A new group of local business and community leaders officially got underway Tuesday with an effort to address the vexing problem of social mobility in Charlotte – how likely it is that the poor stay poor.
The “Charlotte Will” group, which includes business leaders such as Charles Bowman at Bank of America, Bob Morgan of the Charlotte Chamber and Tony Zeiss of Central Piedmont Community College, plans to discuss strategies and ways social mobility could be improved.
The group will meet monthly over the year as the initiative progresses.
Charlotte ranked last in a 2014 study of social mobility in America’s 50 largest cities, prompting a number of community initiatives to focus on the issue. The study measured how likely it is for children whose parents are in the bottom 20 percent of the national income distribution to reach the top 20 percent of the income distribution themselves.
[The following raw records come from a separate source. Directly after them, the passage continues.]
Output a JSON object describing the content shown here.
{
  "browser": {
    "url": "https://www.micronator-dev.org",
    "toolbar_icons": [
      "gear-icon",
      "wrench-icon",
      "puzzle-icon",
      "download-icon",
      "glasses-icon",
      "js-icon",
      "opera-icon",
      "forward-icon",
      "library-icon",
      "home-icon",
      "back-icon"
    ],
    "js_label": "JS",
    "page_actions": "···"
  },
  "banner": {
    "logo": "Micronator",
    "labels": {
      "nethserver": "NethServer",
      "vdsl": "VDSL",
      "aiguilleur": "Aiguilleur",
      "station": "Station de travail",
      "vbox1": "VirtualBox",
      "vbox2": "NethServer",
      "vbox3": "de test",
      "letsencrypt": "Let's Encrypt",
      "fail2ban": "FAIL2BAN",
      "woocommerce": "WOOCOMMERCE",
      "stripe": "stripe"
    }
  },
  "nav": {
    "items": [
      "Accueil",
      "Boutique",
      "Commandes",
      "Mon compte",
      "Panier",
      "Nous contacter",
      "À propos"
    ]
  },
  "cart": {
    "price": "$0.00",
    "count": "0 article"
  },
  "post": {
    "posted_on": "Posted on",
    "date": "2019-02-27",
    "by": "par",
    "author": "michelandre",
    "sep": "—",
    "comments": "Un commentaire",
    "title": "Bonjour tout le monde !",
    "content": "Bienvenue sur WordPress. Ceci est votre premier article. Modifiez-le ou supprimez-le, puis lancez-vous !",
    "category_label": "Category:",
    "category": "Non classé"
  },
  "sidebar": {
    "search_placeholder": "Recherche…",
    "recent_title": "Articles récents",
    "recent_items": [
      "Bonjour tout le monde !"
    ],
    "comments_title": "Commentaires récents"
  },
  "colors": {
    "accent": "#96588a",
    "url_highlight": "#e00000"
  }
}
“We’re trying to engage the community to help us with this issue,” said Charlotte Observer Publisher Ann Caulkins. The Observer’s business side started the Charlotte Will initiative, which isn’t connected to the Observer’s news-gathering operations.
Charlotte Will plans to promote and bring attention to various community initiatives that offer ways to help improve education and social mobility. The Foundation for the Carolinas, which has been involved in efforts to improve social mobility, is involved in helping coordinate and carry out the Charlotte Will initiatives.